:: Data extracted from a collection ::
▬▬▬▬▬▬

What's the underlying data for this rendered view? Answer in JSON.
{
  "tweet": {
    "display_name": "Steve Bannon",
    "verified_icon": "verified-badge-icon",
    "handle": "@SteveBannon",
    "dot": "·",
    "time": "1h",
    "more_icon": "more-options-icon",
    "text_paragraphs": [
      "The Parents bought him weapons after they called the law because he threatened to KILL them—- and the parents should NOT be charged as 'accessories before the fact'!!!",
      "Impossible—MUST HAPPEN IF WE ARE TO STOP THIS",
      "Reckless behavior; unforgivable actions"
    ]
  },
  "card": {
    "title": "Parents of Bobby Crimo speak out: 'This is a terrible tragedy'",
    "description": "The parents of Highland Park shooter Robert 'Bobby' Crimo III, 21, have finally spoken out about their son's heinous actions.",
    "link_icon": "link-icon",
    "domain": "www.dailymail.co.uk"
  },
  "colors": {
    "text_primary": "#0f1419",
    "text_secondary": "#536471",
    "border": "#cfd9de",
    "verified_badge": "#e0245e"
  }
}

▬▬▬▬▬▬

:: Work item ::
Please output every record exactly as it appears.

:: Exercise response ::
What's the underlying data for this rendered view? Answer in JSON.
{
  "tweet": {
    "display_name": "Steve Bannon",
    "verified_icon": "verified-badge-icon",
    "handle": "@SteveBannon",
    "dot": "·",
    "time": "1h",
    "more_icon": "more-options-icon",
    "text_paragraphs": [
      "The Parents bought him weapons after they called the law because he threatened to KILL them—- and the parents should NOT be charged as 'accessories before the fact'!!!",
      "Impossible—MUST HAPPEN IF WE ARE TO STOP THIS",
      "Reckless behavior; unforgivable actions"
    ]
  },
  "card": {
    "title": "Parents of Bobby Crimo speak out: 'This is a terrible tragedy'",
    "description": "The parents of Highland Park shooter Robert 'Bobby' Crimo III, 21, have finally spoken out about their son's heinous actions.",
    "link_icon": "link-icon",
    "domain": "www.dailymail.co.uk"
  },
  "colors": {
    "text_primary": "#0f1419",
    "text_secondary": "#536471",
    "border": "#cfd9de",
    "verified_badge": "#e0245e"
  }
}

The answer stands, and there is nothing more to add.